After the Revolutionary War, despite political independence, the United States still relied on other countries for manufactured goods. Francis Cabot Lowell was one of the principal investors in building the India Wharf and the shops and warehouses close to Boston harbor. His work was instrumental in establishing domestic industry for the United States and brought the Industrial Revolution to the United States. From 1810 to the start of the War of 1812, he traveled through Great Britain, where he saw the tremendous changes caused by the Industrial Revolution, starting with cotton textiles. On his return to the United States he focused on establishing a domestic textile industry to replace imported goods. With his brother-in-law, Patrick Tracy Jackson, he built the Boston Manufacturing Company at Waltham-America's first integrated mill. With his star mechanic, Paul Moody, he developed a power loom and other machines suitable for local conditions. The Life and Times of Francis Cabot Lowell, 1775-1817 tells the story of this amazing man and the great success of the Boston Manufacturing Company, which spurred the American industrial revolution. Francis Cabot Lowell's method-a detailed investment plan, cheap raw materials and power, a motivated labor force, a sound marketing plan, and, above all, modern technology-became the standard for the American factory of the nineteenth century. When Francis Cabot Lowell died, his associates established America's first industrial city, and named it Lowell in his honor.

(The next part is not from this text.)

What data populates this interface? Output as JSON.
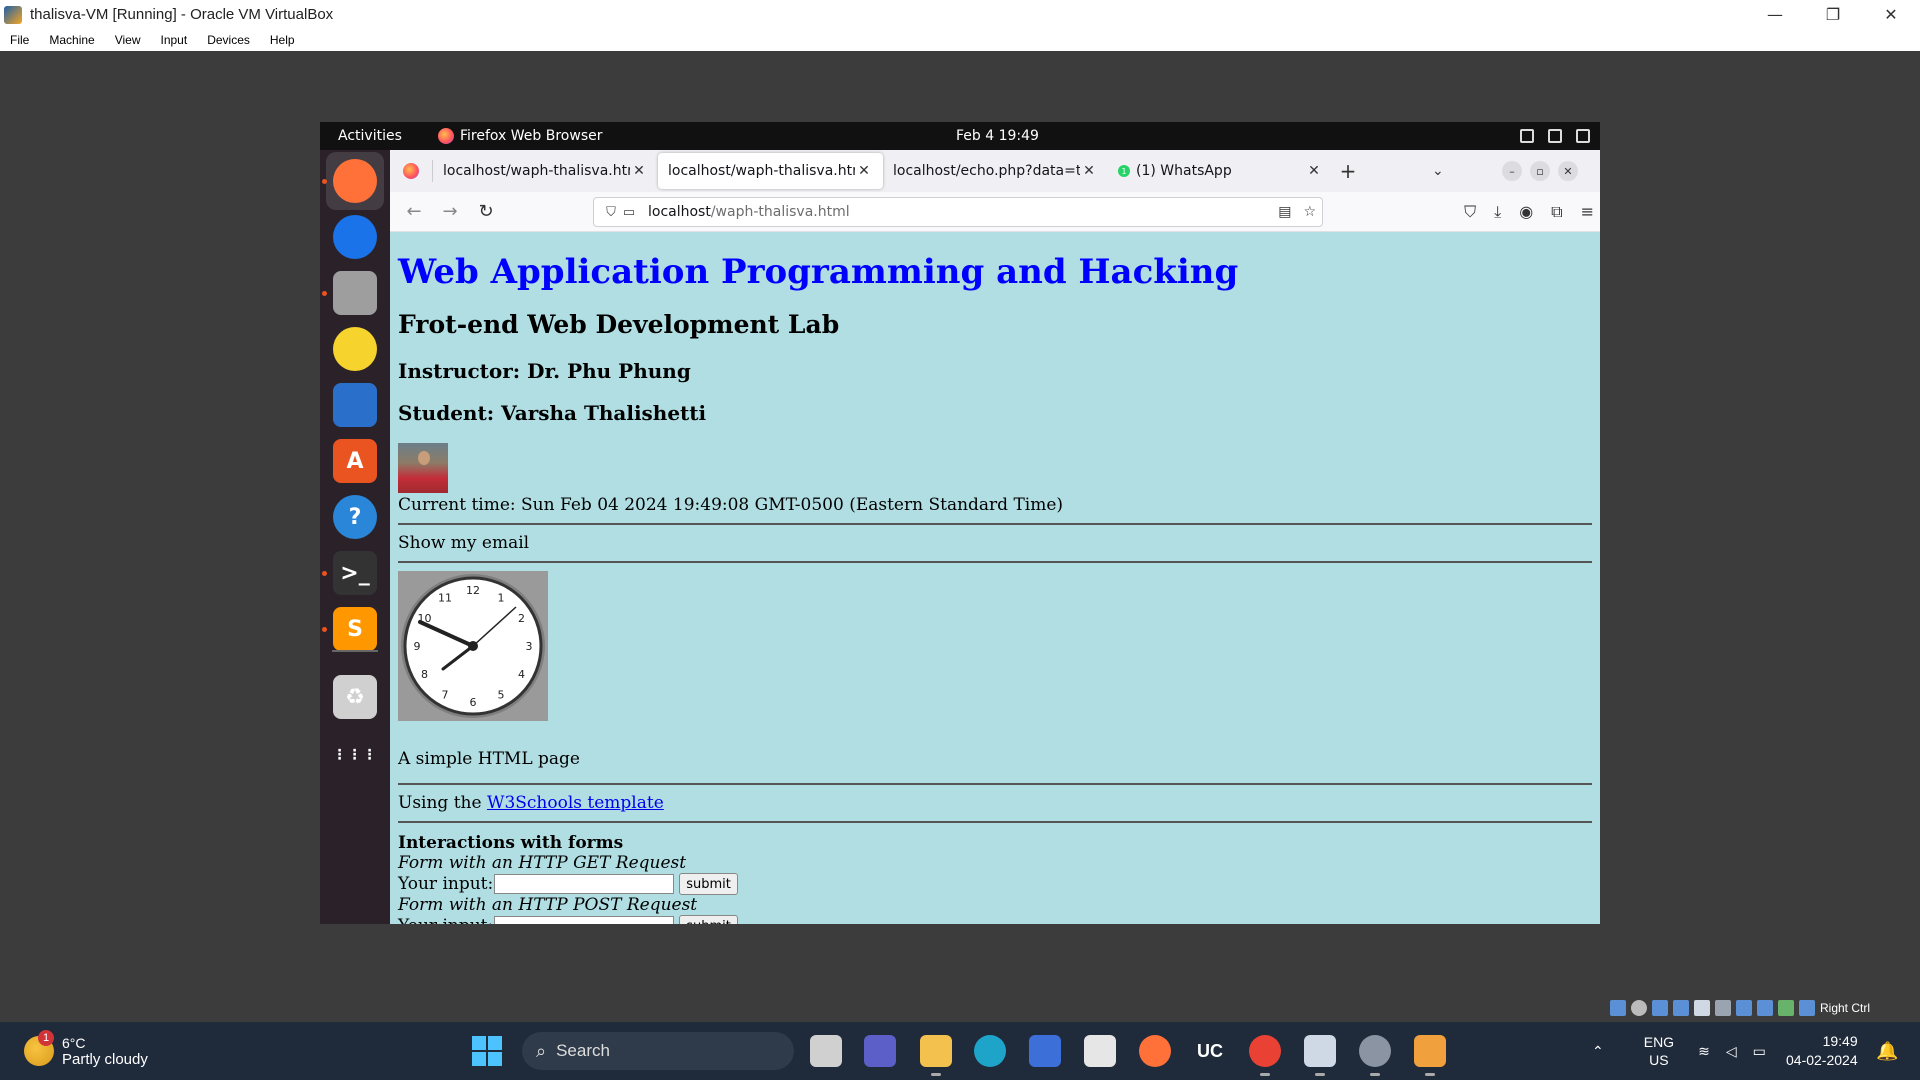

Chapter 8 A Proper Bostonianon a Grand Tour
Chapter 9 American TextileIndustry Before 1814
Other editions - View all
American Anne MacVicar Grant Bank became Benjamin Benjamin Gorham Beverly Boston Manufacturing Company Britain British Broad Street brother Calhoun Cambridge cloth cotton mills cotton textile Court daughter died Edinburgh Embargo England Europe factory father Federalist Francis Cabot Lowell Francis Lowell French friends Gardner George Cabot Gorham Hannah Lowell Harvard Henry Lee Higginson Houghton hundred Iames India Wharf Iohn Amory Lowell Iohn Lowell Ionathan Iackson Iudge Iohn Lowell John Jr John Lowell Jr Judge John Lowell letter lived London Longfellow Lowell family Lowell’s machinery machines married Mary Massachusetts merchants Merrimack Nathan Appleton Newburyport Patrick Tracy Jackson Paul Moody Philadelphia port power loom president raw cotton Reverend Charles Lowell Revolution River Salem Samuel sell sent shares ships South spindles spinning Susanna tariff textile industry Thomas thousand tour town trade traveled United Uriah Cotting visited Waltham wife William workers wrote York young